Silhouetted against the sky and varicolored hills is a little white church with two steeples, a cross atop each, and a third cross gracing the gable over the front entrance doorway. This is the historic Sisquoc Church, along Foxen Canyon, that on April 30, 1967, was dedicated as Santa Barbara County’s first historical landmark.
William Benjamin Foxen, an English merchant ship captain, married the dark eyed Eduarda de Carmen Osuna on May 26, 1831. In 1842, he was granted the 8,874 acre Rancho Tinaquaic. One of their daughters, Ramona, met an attractive young Englishman, Frederick Wickenden. They completed a second adobe and opened a store and stage stop. The adobe is the Wickenden home even today; additional acreage was purchased from the government by Wickenden in 1872, including the land now occupied by the church and the cemetery, all north of the original land grant.
The whole community in that area badly needed a convenient place where church services could be held and children could receive proper religious instructions without the long journey to Mission Santa Inez – the closest church. Inspired by the plans of Rev. McNally of the Mission, Frederick Wickenden, Thomas Foxen and Chris Lawson are thought to have done most of the work in building the little church that, completed in 1875, was consecrated as the Chapel San Ramon. Services were held once a month by a priest from either Santa Inez or Arroyo Grande.
By 1908, church attendance began to fall off; and by 1910 only funeral services were held at the church when some member of a pioneer family was laid to rest. Better roads and automobiles now made Mission Santa Inez and the new St. Mary’s Catholic Church in Santa Maria easier to reach. The life of the chapel seemed to have ended. The ravages of time and vandalism in the decaying structure brought concern to the community and family. A project to restore the historic landmark was started in April of 1958 with Winston Wickenden as chairman. In May 1959 the committee reported the restoration work completed through many contributions of money, material and labor from interested individuals, firms and civic organizations.
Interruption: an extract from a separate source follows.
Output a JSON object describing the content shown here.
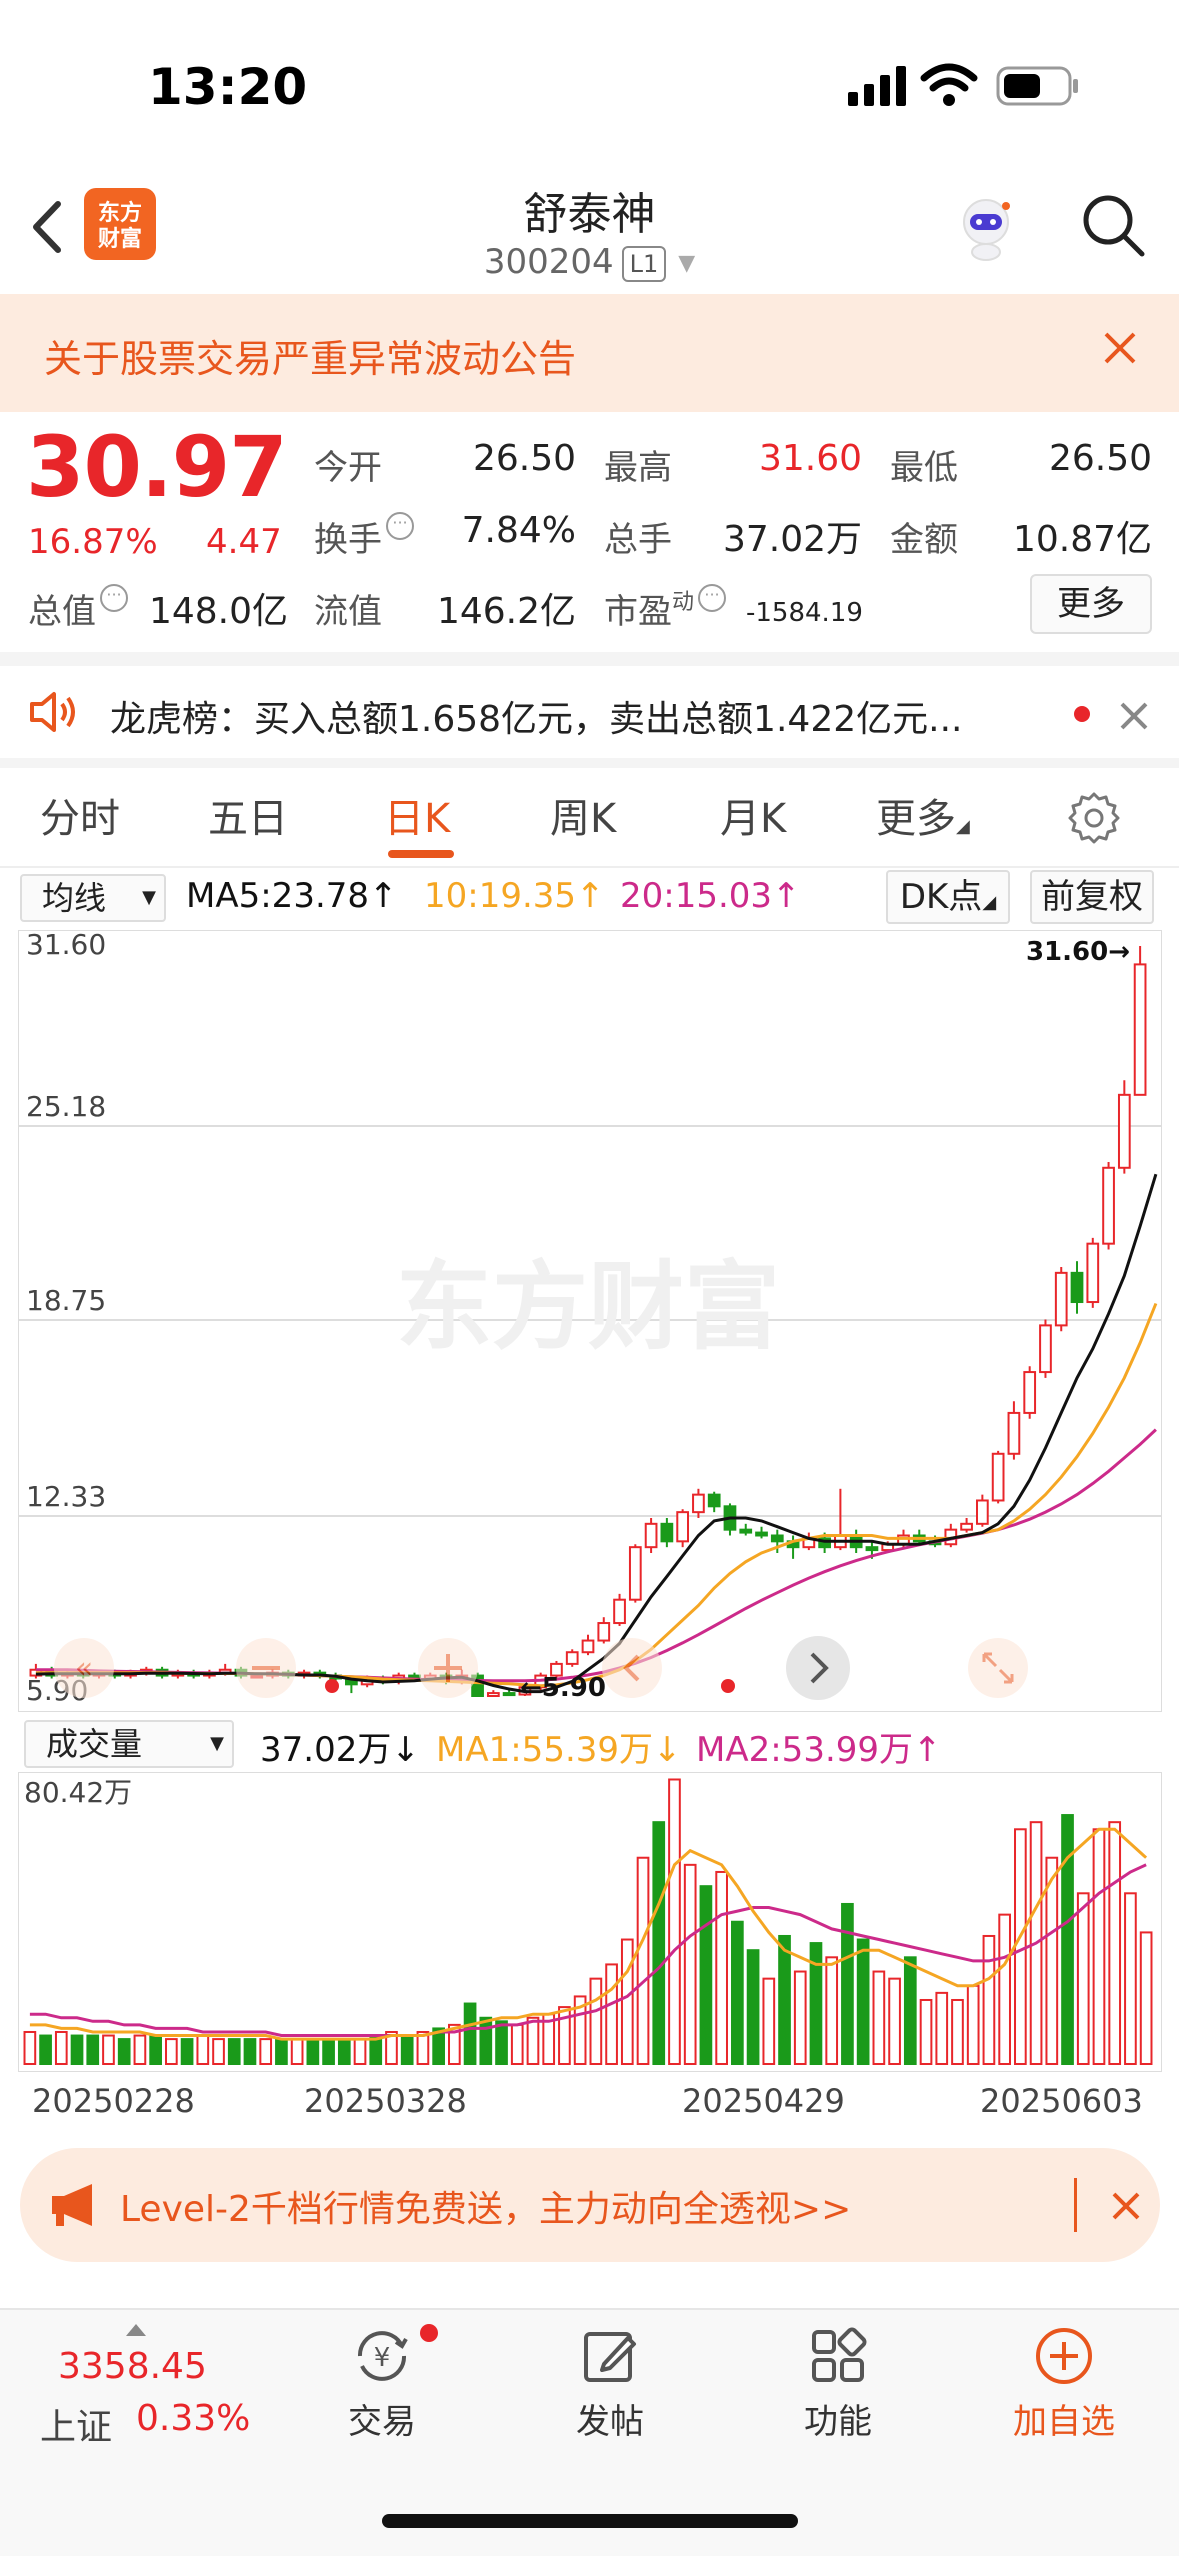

Following action by the County Landmark Advisory Committee the Santa Barbara Historical Association and the Santa Maria Historical Society, on July 5, 1966, the Santa Barbara County Board of Supervisors approved the Sisquoc Church as the first historical landmark under County Ordinance #1716, enacted for historic preservation.
Citizens formed the San Ramon Chapel Preservation Committee. Lighting was installed in 1972 and a chain link fence put up in 1974. On Sunday, August 31, 1975, on the Chapel’s 100th Anniversary, Mass was celebrated by Father Bertin Foxen, great-grandson of Benjamin Foxen. More than 200 people attended services dedicating San Ramon as a state historical landmark.
Currently, weekly Sunday Eucharist with parishioners living along Tepusquet Canyon or Foxen Canyon Road is presided over by a Josephite priest from St. Louis de Montfort Church in Orcutt. The future of the chapel on that hill in the Sisquoc River Valley near Santa Maria now seems more secure.